8 factors that SMBs need to consider when implementing VoIP​

8 factors that SMBs need to consider when implementing VoIP​

Bringing a voice over internet protocol (VoIP) to your infrastructure can bring with it a number of benefits to your business, but it is not something that should ever be rushed into as there are always consequences for not getting it right.

Is your system up to it?

VoIP is always going to place extra strain on a company's infrastructure, so it is essential to ensure your network is up to the task of handling the extra traffic.

When examining their network administrators should examine whether the network infrastructure has sufficient capacity to handle both data and voice traffic during peak periods.

By assessing your system in this way with the help of a VoIP service provider, like Arrow, it helps to prevent packet loss and jitter that can often plague systems that have not been planned properly.

What system will you go for?

The assessment of your network is not only good for deciding if it is capable of handling the demands of VoIP, but it is also an important part of helping to decide what type of VoIP platform is right for your business.

For example, companies may opt to segment their VoIP equipment into a separate virtual network, or VLAN, as a way of separating internal voice traffic from data traffic.

There's also the question of whether to go hosted or on-premise.

What are the current and future needs of your business?

Even when you have decided on the type of your system and assessed the impact of VoIP on your system, businesses still need to consider their needs in the present and the future.

Companies need to examine their objectives and any plans for expansion, as well as the estimated rate of growth. All of these are variables that can potentially have an impact on a firm's infrastructure.

Managed

By using a third-party provider to deliver the hardware, software and technical expertise, it makes it an excellent platform for firms looking to avoid costs, risks and subsequent IT headaches that may arise when using an on-premise VoIP solution, with such areas covered by a third-party expert, which minimises stress and effort.

Hosted

Alternatively companies may decide to opt for a hosted VoIP platform, which sees traffic routed over the PSTN (public switched telephone network) to a hosted-PBX system.

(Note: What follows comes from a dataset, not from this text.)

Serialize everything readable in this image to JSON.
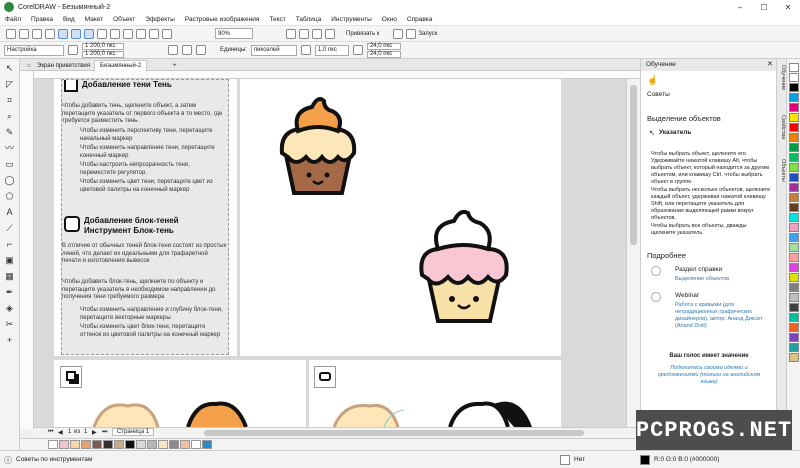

Hosted VoIP is very popular with smaller firms due to the fact that it does not require a massive amount of IT resources, nor does it burn a large hole in the pocket. Again there is a minimal level of fuss due to the fact that problems are monitored and addressed by experts.

On-premise

There is still a place for an on-premise VoIP system, particularly when it comes to larger enterprises, many of which have the resources and the capital capable of handling demands that come with the equipment, installation and maintenance of their own system.  The initial outlay on an on-premise system is much greater, but the lack of monthly fees means it can prove to be a financially viable option for larger companies.

Firewalls

There is no point setting up a great VoIP system if users are simply going to be foiled time and time again by existing firewalls. Network administrators should always ensure a company's firewalls, which often need in-depth reconfiguration, are adjusted to ensure an uninterrupted flow of data traffic.

Always test your system

It's no use assuming your system is always going to be running at its highest possible capacity. There are always going to be times when things are not functioning as they should. Testing your infrastructure is therefore essential, so network administrators should always think about how best to test out their system and prepare accordingly. This point is especially important for those that opt for an on-premise solution, as many hosted and managed VoIP platforms will carry out such tests for you.